How to get what you want. Or not.

Posted on November 3, 2013


Lazy parents cartoon

Son, your amazing ability to want everything you see is equaled only by your tireless commitment to not expending any energy to get it. Go figure.

I get it: you want a Bugatti. It looks cool and it goes super fast. Well, actually, it has the potential to go fast–about 5 times faster than you’ll ever be able to drive it. You’ll be lucky to ever get it out of second gear anywhere around here. Which means it’s a million and a half bucks of basic transportation from point a to point b. That’s a lot of unmet potential.

Bugatti Veyron

Credit: Manju/CC-BY-SA-3.0

The ironic bit is that if you fail to one day own a Bugatti it will be because of unmet potential–only this time it’ll be yours–caused by your constant desire to get from point a to point b quickly without actually doing anything.

See, here’s the thing: there are three ways to obtain a Bugatti (or anything else, for that matter).

        1. Be born rich.
        2. Steal it.
        3. Actually work for it.

Regarding being born rich: Sorry, I messed that one up. Not an option.

As for stealing one, you can’t just steal a Bugatti; you’ve got to work your way up from Smart Cars to Minis, Hondas, maybe steal some Ferraris, and eventually you’ll be ready to take on a Bugatti. Clearly, stealing is not an option because it involves having to do some truly evil things: practice and planning. That’s probably why stealing is two whole commandments above thou shalt not covet thy neighbor’s Bugatti (modern interpretation).

That leaves actually working for it and, well, that’s just plain silly, right?

Given the options, the only viable course of action would be to sit on the couch and play Minecraft until the Universe reorganizes itself into a more satisfactory reality. This new reality will be the one in which your commitment to doing nothing is rewarded, not unfairly punished.

The mistake that so many of us make is to assume that the fastest route to our desired destination is a straight line. The successful people know that it’s not the direction you’re heading that determines your final destination. Out of a hundred turns along the way, only the very last one points you directly to the goal.
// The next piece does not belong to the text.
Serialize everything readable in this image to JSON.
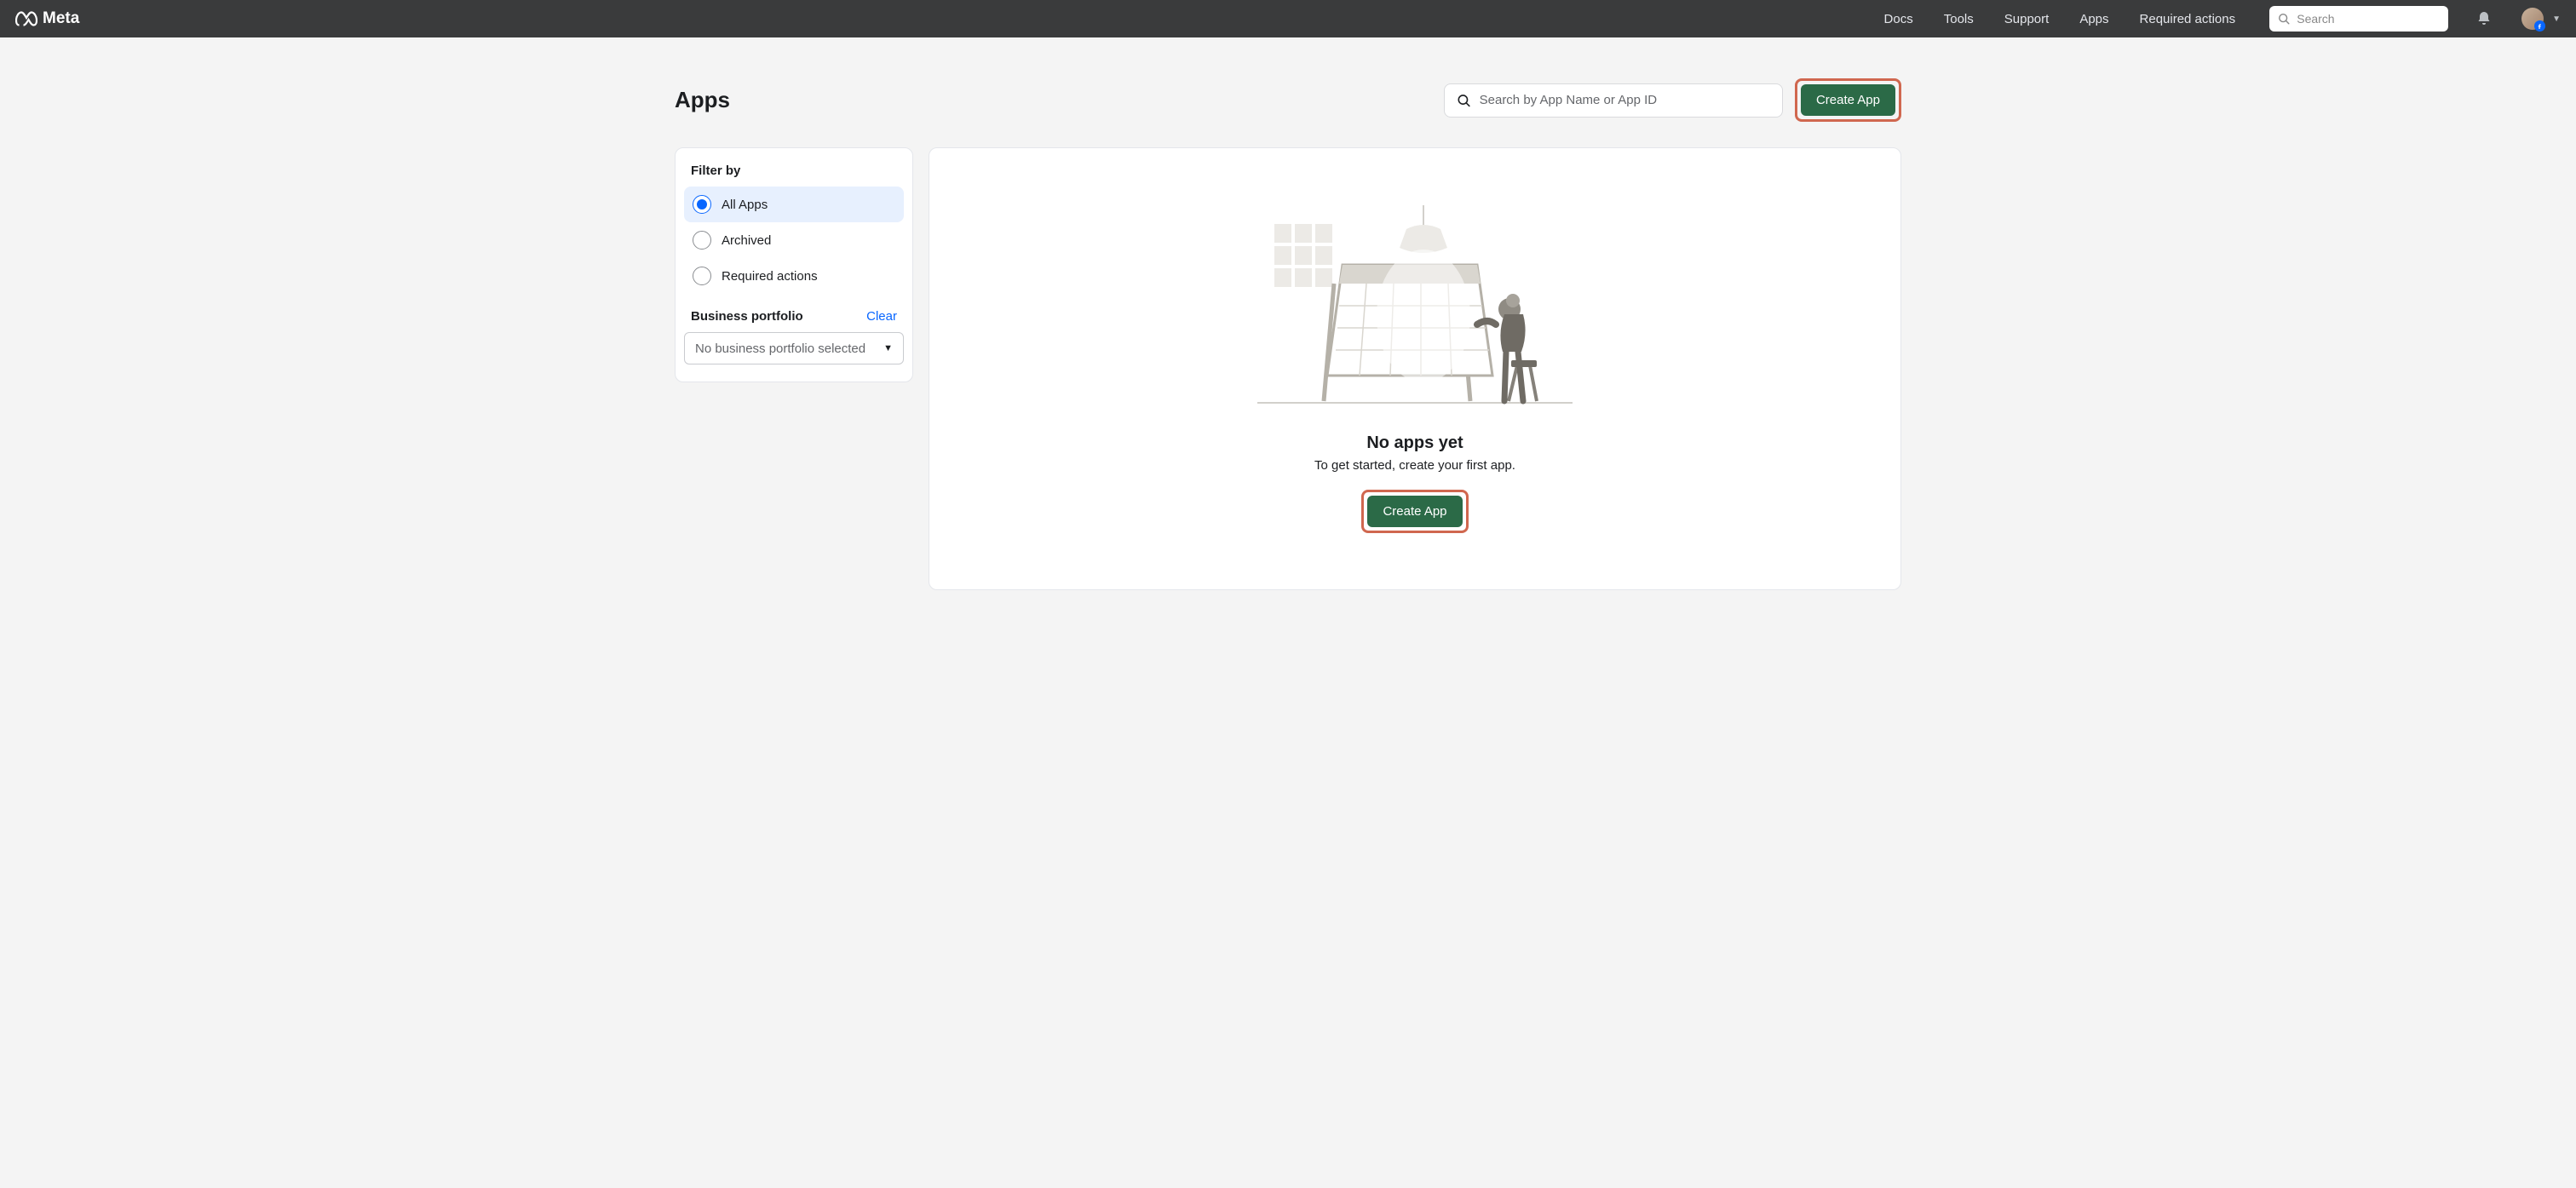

So here’s the bad news: Want a Bugatti some day? Go mow the lawn.